> _WHAT THE EXERCISE ASKS_
Could you restate the entries below word for word and leave out the pictures?

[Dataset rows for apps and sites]
####

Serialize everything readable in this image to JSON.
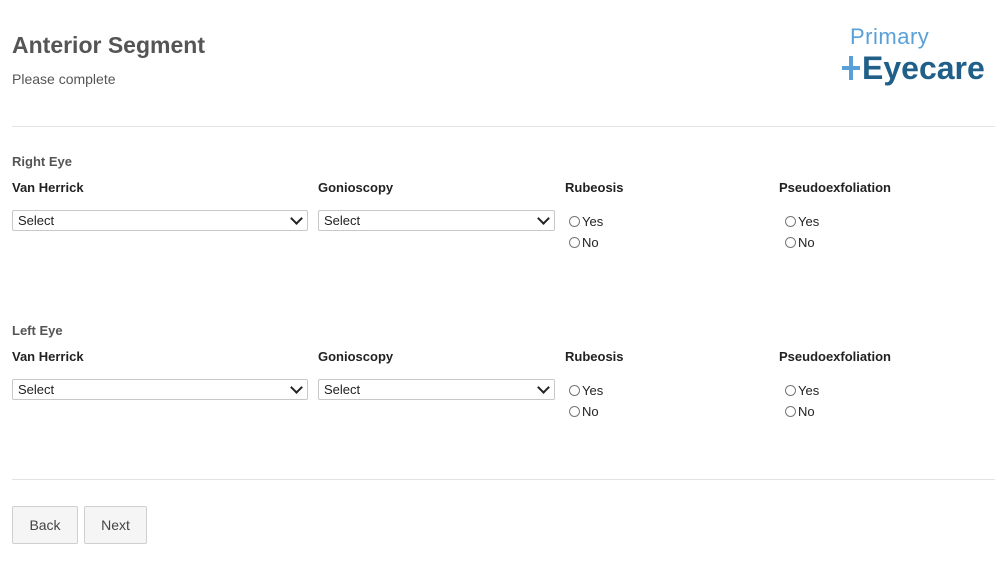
{
  "header": {
    "title": "Anterior Segment",
    "subtitle": "Please complete"
  },
  "logo": {
    "top": "Primary",
    "bottom": "Eyecare",
    "colors": {
      "accent": "#5aa0d8",
      "brand": "#1f5f88"
    }
  },
  "columns": {
    "van_herrick": "Van Herrick",
    "gonioscopy": "Gonioscopy",
    "rubeosis": "Rubeosis",
    "pseudoexfoliation": "Pseudoexfoliation"
  },
  "right_eye": {
    "label": "Right Eye",
    "van_herrick_value": "Select",
    "gonioscopy_value": "Select",
    "rubeosis": {
      "yes": "Yes",
      "no": "No"
    },
    "pseudoexfoliation": {
      "yes": "Yes",
      "no": "No"
    }
  },
  "left_eye": {
    "label": "Left Eye",
    "van_herrick_value": "Select",
    "gonioscopy_value": "Select",
    "rubeosis": {
      "yes": "Yes",
      "no": "No"
    },
    "pseudoexfoliation": {
      "yes": "Yes",
      "no": "No"
    }
  },
  "buttons": {
    "back": "Back",
    "next": "Next"
  }
}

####

> _WRITTEN SOLUTION_
Serialize everything readable in this image to JSON.
{
  "header": {
    "title": "Anterior Segment",
    "subtitle": "Please complete"
  },
  "logo": {
    "top": "Primary",
    "bottom": "Eyecare",
    "colors": {
      "accent": "#5aa0d8",
      "brand": "#1f5f88"
    }
  },
  "columns": {
    "van_herrick": "Van Herrick",
    "gonioscopy": "Gonioscopy",
    "rubeosis": "Rubeosis",
    "pseudoexfoliation": "Pseudoexfoliation"
  },
  "right_eye": {
    "label": "Right Eye",
    "van_herrick_value": "Select",
    "gonioscopy_value": "Select",
    "rubeosis": {
      "yes": "Yes",
      "no": "No"
    },
    "pseudoexfoliation": {
      "yes": "Yes",
      "no": "No"
    }
  },
  "left_eye": {
    "label": "Left Eye",
    "van_herrick_value": "Select",
    "gonioscopy_value": "Select",
    "rubeosis": {
      "yes": "Yes",
      "no": "No"
    },
    "pseudoexfoliation": {
      "yes": "Yes",
      "no": "No"
    }
  },
  "buttons": {
    "back": "Back",
    "next": "Next"
  }
}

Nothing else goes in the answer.